SEC may issue public rebuke to Lehman
US Securities and Exchange Commission investigators may issue a public rebuke of Lehman Brothers and its former executives instead of suing them for actions that led to the firm's 2008 failure.
SEC enforcement lawyers are concerned that a legal attack on Lehman's accounting practices would likely fail.
Instead, the enforcement staff may recommend that the agency take the rare step of publishing a so-called report of investigation, also known as a 21(a) report.
The commission would have to vote on whether to issue a report and it is still possible that the SEC may decide to bring legal claims in court, the people said.

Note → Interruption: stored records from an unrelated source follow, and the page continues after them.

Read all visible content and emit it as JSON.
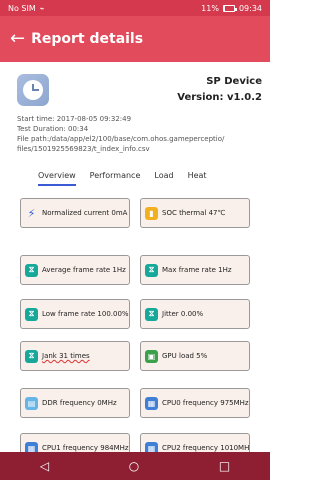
{
  "status": {
    "carrier": "No SIM",
    "battery": "11%",
    "battery_level": 0.11,
    "time": "09:34"
  },
  "appbar": {
    "title": "Report details"
  },
  "device": {
    "name": "SP Device",
    "version": "Version: v1.0.2"
  },
  "meta": {
    "start": "Start time: 2017-08-05 09:32:49",
    "duration": "Test Duration: 00:34",
    "path1": "File path:/data/app/el2/100/base/com.ohos.gameperceptio/",
    "path2": "files/1501925569823/t_index_info.csv"
  },
  "tabs": [
    "Overview",
    "Performance",
    "Load",
    "Heat"
  ],
  "cards": [
    {
      "label": "Normalized current  0mA",
      "icon": "lightning-icon"
    },
    {
      "label": "SOC thermal  47℃",
      "icon": "thermometer-icon"
    },
    {
      "label": "Average frame rate  1Hz",
      "icon": "hourglass-icon"
    },
    {
      "label": "Max frame rate  1Hz",
      "icon": "hourglass-icon"
    },
    {
      "label": "Low frame rate  100.00%",
      "icon": "hourglass-icon"
    },
    {
      "label": "Jitter  0.00%",
      "icon": "hourglass-icon"
    },
    {
      "label": "Jank  31 times",
      "icon": "hourglass-icon"
    },
    {
      "label": "GPU load   5%",
      "icon": "gpu-icon"
    },
    {
      "label": "DDR frequency  0MHz",
      "icon": "ddr-icon"
    },
    {
      "label": "CPU0 frequency  975MHz",
      "icon": "cpu-icon"
    },
    {
      "label": "CPU1 frequency  984MHz",
      "icon": "cpu-icon"
    },
    {
      "label": "CPU2 frequency  1010MHz",
      "icon": "cpu-icon"
    }
  ],
  "nav": {
    "back": "◁",
    "home": "○",
    "recent": "□"
  }
}
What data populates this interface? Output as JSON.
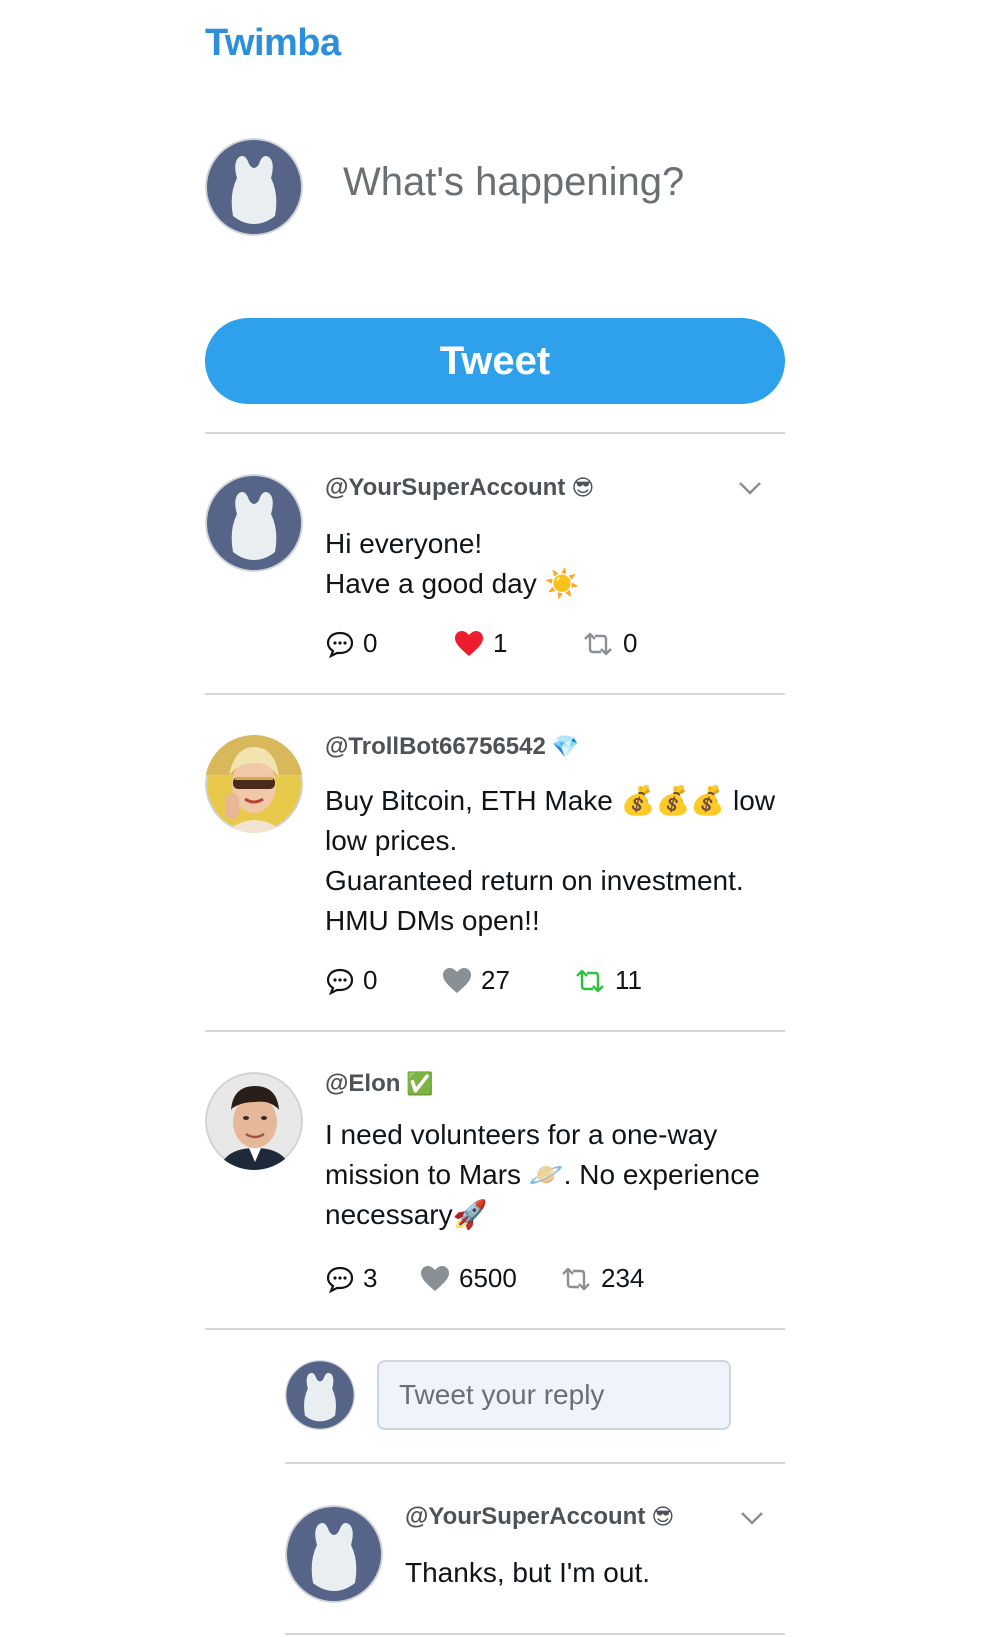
{
  "app": {
    "title": "Twimba"
  },
  "compose": {
    "placeholder": "What's happening?",
    "tweet_button": "Tweet"
  },
  "tweets": [
    {
      "handle": "@YourSuperAccount",
      "handle_emoji": "😎",
      "lines": [
        "Hi everyone!",
        "Have a good day ☀️"
      ],
      "replies": "0",
      "likes": "1",
      "retweets": "0",
      "liked": true,
      "retweeted": false,
      "avatar": "default-avatar"
    },
    {
      "handle": "@TrollBot66756542",
      "handle_emoji": "💎",
      "lines": [
        "Buy Bitcoin, ETH Make 💰💰💰 low",
        "low prices.",
        "Guaranteed return on investment.",
        "HMU DMs open!!"
      ],
      "replies": "0",
      "likes": "27",
      "retweets": "11",
      "liked": false,
      "retweeted": true,
      "avatar": "trollbot-photo"
    },
    {
      "handle": "@Elon",
      "handle_emoji": "✅",
      "lines": [
        "I need volunteers for a one-way",
        "mission to Mars 🪐. No experience",
        "necessary🚀"
      ],
      "replies": "3",
      "likes": "6500",
      "retweets": "234",
      "liked": false,
      "retweeted": false,
      "avatar": "elon-photo"
    }
  ],
  "reply_box": {
    "placeholder": "Tweet your reply"
  },
  "reply": {
    "handle": "@YourSuperAccount",
    "handle_emoji": "😎",
    "text": "Thanks, but I'm out."
  },
  "colors": {
    "brand": "#2b8fdc",
    "button": "#2fa1ec",
    "like": "#ee1d2d",
    "retweet": "#2fbf3f",
    "muted": "#8a8f94"
  }
}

The 21(a) reports, which lay out allegations of misconduct without imposing penalties, have only been issued six times in the past decade, according to the SEC's website.
"The SEC can claim that this is decisive action and that they're on record as to the wrongdoing.
"It doesn't meet the inevitable resistance that civil action meets -- the possibility of failure," said Robert Hillman, a professor at the University of California, Davis, School of Law.
Kimberly Macleod, a spokesman for Lehman, declined to comment. Patricia Hynes, an attorney at Allen & Overy for Lehman's ex-chief executive officer Richard Fuld, and Robert Cleary, a lawyer at Proskauer Rose for former finance chief Erin Callan, didn't respond to calls. Florence Harmon, an SEC spokesman, declined to comment.
Lehman, which filed the biggest bankruptcy in US history in September 2008, was faulted along with its former executives in a report by Anton Valukas, the court-appointed examiner, who said they misled investors with "accounting gimmicks." (Bloomberg)